I would never hide the truth from my children and I hope you can see that you can be honest without scaring them.

Saturday, 2 November 2013

The ultimate rollercoaster

No need to spend extortionate amounts of cash on days out to theme parks, no queuing, no bank loans needed for food. 

Does this sound like something for you?

If so you need CANCER in your life.

I can honestly say that this week I have gone from the biggest highs to one of the lowest points of my cancer journey.

We'll start with the highs. 

After a very lazy day on Monday with Hope and I just chilling and catching up on some sky plus, I accomplished a lot on Tuesday and Wednesday. This was not without its pitfalls. The trip to IKEA on Tuesday was more costly than I was anticipating, but toys need to be stored and I really want to create my rogues gallery of school photos. 

Wednesdays playroom decluttering and decorating was immensely rewarding, although there are still a couple of bits of the mural that need completing. Once it is done I will post a photo on here. 

Even Thursday and Friday left me with a sense that I had achieved something. Admittedly only rearranging a few bits and pieces in the kitchen and rediscovering my love of the bread maker. But these two accomplishments would not have been possible without the lovely people who organised and invited my children and me to Halloween activities meaning I didn't have to focus on ensuring the children were entertained. 

Today however has been a rock bottom moment.
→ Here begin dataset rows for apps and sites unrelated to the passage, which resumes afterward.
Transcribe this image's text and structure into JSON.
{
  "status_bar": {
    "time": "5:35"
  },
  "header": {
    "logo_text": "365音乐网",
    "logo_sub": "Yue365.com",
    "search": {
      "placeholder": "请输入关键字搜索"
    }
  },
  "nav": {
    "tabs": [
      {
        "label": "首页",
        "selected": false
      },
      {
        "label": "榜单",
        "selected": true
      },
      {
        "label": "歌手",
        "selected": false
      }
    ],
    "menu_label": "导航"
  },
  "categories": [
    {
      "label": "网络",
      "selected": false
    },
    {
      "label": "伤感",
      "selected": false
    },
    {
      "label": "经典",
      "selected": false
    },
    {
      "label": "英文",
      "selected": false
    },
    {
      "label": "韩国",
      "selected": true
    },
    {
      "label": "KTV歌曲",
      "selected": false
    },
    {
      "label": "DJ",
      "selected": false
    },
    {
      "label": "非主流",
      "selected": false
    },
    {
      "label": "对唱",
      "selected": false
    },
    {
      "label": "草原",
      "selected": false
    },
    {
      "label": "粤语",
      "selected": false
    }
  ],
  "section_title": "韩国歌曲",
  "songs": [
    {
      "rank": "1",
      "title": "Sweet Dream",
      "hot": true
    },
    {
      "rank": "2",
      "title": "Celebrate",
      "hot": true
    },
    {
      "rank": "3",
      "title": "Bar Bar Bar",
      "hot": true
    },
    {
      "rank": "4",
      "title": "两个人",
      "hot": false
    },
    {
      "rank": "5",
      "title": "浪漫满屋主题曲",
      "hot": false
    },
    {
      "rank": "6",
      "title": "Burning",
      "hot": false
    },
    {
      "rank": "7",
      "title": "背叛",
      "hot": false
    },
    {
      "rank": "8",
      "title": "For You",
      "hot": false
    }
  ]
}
I'm going to talk about it here, where everyone can read it and where people can share it, because I want thoughtless people to realise that cancer is an invisible disease and just because I may look normal on the outside I am anything but on the inside and your comments are really hurtful.

The morning started like most Saturdays as we made the shopping list before heading to Sainsbury's. For a change I had had a reasonable nights sleep (about 5 hours all in). My tummy was feeling a little tender and unsettled but hey what's new!

As we were going round Sainsbury's it became clear that the tummy tenderness was more than normal and with some urgency I needed to go. Luckily we were very near the toilets and as I pushed the trolley towards Tony and headed away I could feel things already starting to move. 

I very quickly walked through a checkout and headed towards the toilets overtaking two young people who were heading the same way. 

I made it to the cubicle sat down, and let go. I couldn't help it. It was noisy, it was unpleasant, I was doubled over in pain. 

Then I heard the door open to the toilets. The two young people I had passed earlier had come into the ladies. No problems normally. It's a toilet.

I am not going to repeat exactly what was said by these two girls, as the language was obscene. But it went along these lines.

'It f'ing stinks in here'
'Why can't people do that at home'

Then as I let rip again (I can't control it) 

'OMG, they are still in here, how f'ing disgusting'

Then the door went and I imagine they left.

Now, not only am I doubled over in pain and farting like a trooper I am also sobbing with embarrassment, because I genuinely have no control over this.

This is not the first time I have encountered issues in the toilets. I have had someone knock on a cubicle door and tell me to f'ing hurry up because people are waiting. That time when I went in there was no queue & as I left I apologised that my inoperable stomach cancer was inconveniencing her, but she might like to spare a thought for my 3 under 5's who have to live with a mummy going through this and the thought that one day my consultant might tell me there is nothing else he can do. 

So, why am I telling you this. I am embarrassed about this. I am mortified that I almost soiled myself in Sainsbury's due to my condition.

Because the next time someone is taking a long time in the toilet, or there is a queue or an unpleasant smell bare in mind that the bowel and stomach illnesses are invisible.  The size 10 (mostly) well dressed mum dealing with 2 exuberant children and an adorable 6.5month old is also battling stomach cramps that leave her unable to stand up straight, have her wincing in pain when she carries her baby and has a stomach that churns so much it feels like a washing machine spin cycle.

Maybe I should use the disabled toilets, I certainly am considering it, but would I then face the backlash of not 'being disabled'.